“Actually, I believe I have the right number, Miss Fulle.”

“You’re not right,” I said quickly and disconnected before the man on the other end of the phone had a chance to give me bad news. I had no idea what kind of bad news I was expecting. But I knew it was there, lurking like a vulture in a tree, ugly and ravenous.

I tugged the soft twisty off my shoulder length red-blonde hair and reached up to smooth the hair back into my favorite style, which was a high ponytail. Sweat dripped down between my shoulder blades and I was glad I’d dressed for the heat of an early June morning. Though my plain white tank top and cut off jean short shorts were already damp.

My dog, Cacophony, Caphy for short, bounded up and stopped in front of me, a clump of fur between her jaws. I grimaced. “Caphy, what did you do? Have you killed something again?”

A blonde Pitbull with gorgeous green eyes, Caphy bounced several times, her muscular haunches springing her several inches off the ground each time, and then barked happily and ran off again, tail whipping the air. I sighed, knowing I should follow her and see if I could save whatever she’d decided to “play” with.

My phone rang again. I hit Ignore and trudged after my dog. “Caphy girl, where’d you go?”

The distant sound of barking drew me to a copse of old trees, their gnarled branches bigger around than I was and tangled together high overhead. It was behind one of these, an elegant old Elm tree whose knobby arms spread wider than the rest, that my dog was mostly hidden. I could see her butt wagging happily as she moved around behind the tree.

“Caphy, come!”

My sweet Pitty bounced out from behind the distant tree and grinned at me, her entire body vibrating with excitement. “What have you found, girl?” I murmured to myself. “Come on, Caphy.”

But she turned back to whatever she was exploring. That was when I realized she must have cornered something. I picked up the pace and hurried in her direction.

By the time I was fifteen feet away I smelled something rotting and knew that, whatever she’d found, I wouldn’t be saving it.

Real panic set in. “Caphy, you come here right now!”

My dog disappeared behind the tree and I growled with frustration. But a moment later she reappeared, heading in my direction with something hanging out of her mouth. “Ugh!” I fought an impulse to turn and run. Being corpse-woman was not tops on my list of favorite things.

In fact, I was pretty sure it wasn’t on the list at all. “Drop it, Cacophony.”

Of course she ignored me, her steps becoming bouncier and more excited the closer she came. Clearly she wanted to share her treasure with me. I didn’t know how to impress upon her that having a mangled, half dried corpse of a bunny or squirrel dropped on my shoes didn’t take me to my happy place. My usual response of shrieking and running screaming away from her treasure just didn’t seem to be doing much to teach her.

She was a very bull-headed pitty. I grinned at my pun.

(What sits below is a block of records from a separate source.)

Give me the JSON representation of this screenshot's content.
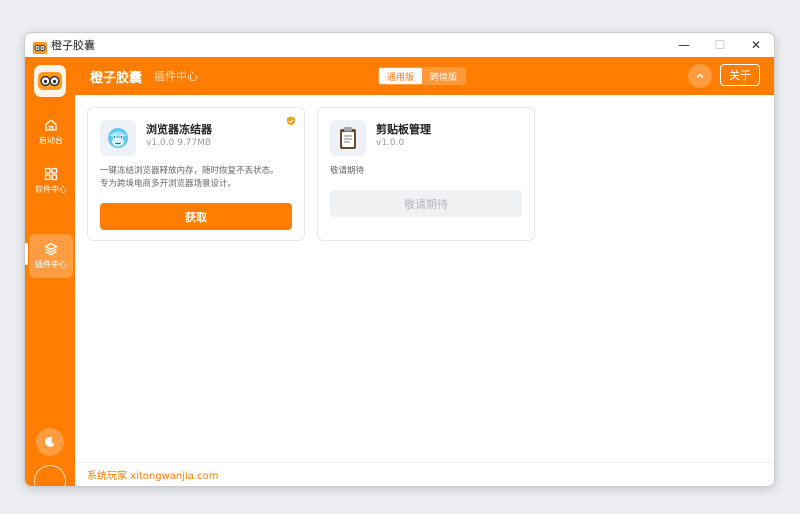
{
  "window": {
    "title": "橙子胶囊",
    "controls": {
      "minimize": "—",
      "maximize": "☐",
      "close": "✕"
    }
  },
  "header": {
    "brand": "橙子胶囊",
    "section": "插件中心",
    "about_label": "关于"
  },
  "edition_tabs": [
    {
      "label": "通用版",
      "active": true
    },
    {
      "label": "跨境版",
      "active": false
    }
  ],
  "sidebar": {
    "items": [
      {
        "label": "启动台",
        "icon": "home-icon",
        "active": false
      },
      {
        "label": "软件中心",
        "icon": "grid-icon",
        "active": false
      },
      {
        "label": "插件中心",
        "icon": "layers-icon",
        "active": true
      }
    ],
    "theme_icon": "moon-icon"
  },
  "plugins": [
    {
      "name": "浏览器冻结器",
      "version": "v1.0.0  9.77MB",
      "desc_line1": "一键冻结浏览器释放内存，随时恢复不丢状态。",
      "desc_line2": "专为跨境电商多开浏览器场景设计。",
      "button": "获取",
      "verified": true,
      "icon": "freeze-face-icon"
    },
    {
      "name": "剪贴板管理",
      "version": "v1.0.0",
      "desc_line1": "敬请期待",
      "desc_line2": "",
      "button": "敬请期待",
      "verified": false,
      "icon": "clipboard-icon"
    }
  ],
  "footer": {
    "text": "系统玩家 xitongwanjia.com"
  },
  "colors": {
    "accent": "#ff7d00",
    "background": "#ffffff",
    "disabled_button": "#f0f1f3"
  }
}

Caphy ran up and dropped to her haunches a few feet away. She kept hold of the object, which I was trying hard not to look at, as if she was afraid I was going to take it away from her. She would be right about that. But it wasn’t going to happen until I had a bag or something to use so I didn’t have to touch it. I tried one more time to get her to let loose of whatever she was clutching between her jaws. “Drop it, girl.” If I was really lucky I could convince her to let go of it and I could drag her home.

To my shock she lowered her head and released the contents of her mouth.

I glanced down. My stomach did a painful little dance and my gag reflex kicked in. Caphy was watching me very carefully, letting the object lie there as if checking to see how I would react. I was glad it was out of her mouth.

In fact, I would have been elated about it.

But I was too busy shrieking and running away. It might not work for her…but it worked just fine for me.

 

BUY LINKS:

Amazon.com: http://samcheever.com/blog/humpty

Amazon.ca: http://samcheever.com/blog/humptyAMca 

Amazon.uk: http://samcheever.com/blog/AMuk

Amazon.au: http://samcheever.com/blog/AMau

B&N: http://samcheever.com/blog/humptyBN

iBooks: http://samcheever.com/blog/humptyibooks

Kobo: http://samcheever.com/blog/humptykobo

GooglePlay: http://samcheever.com/blog/humptyGP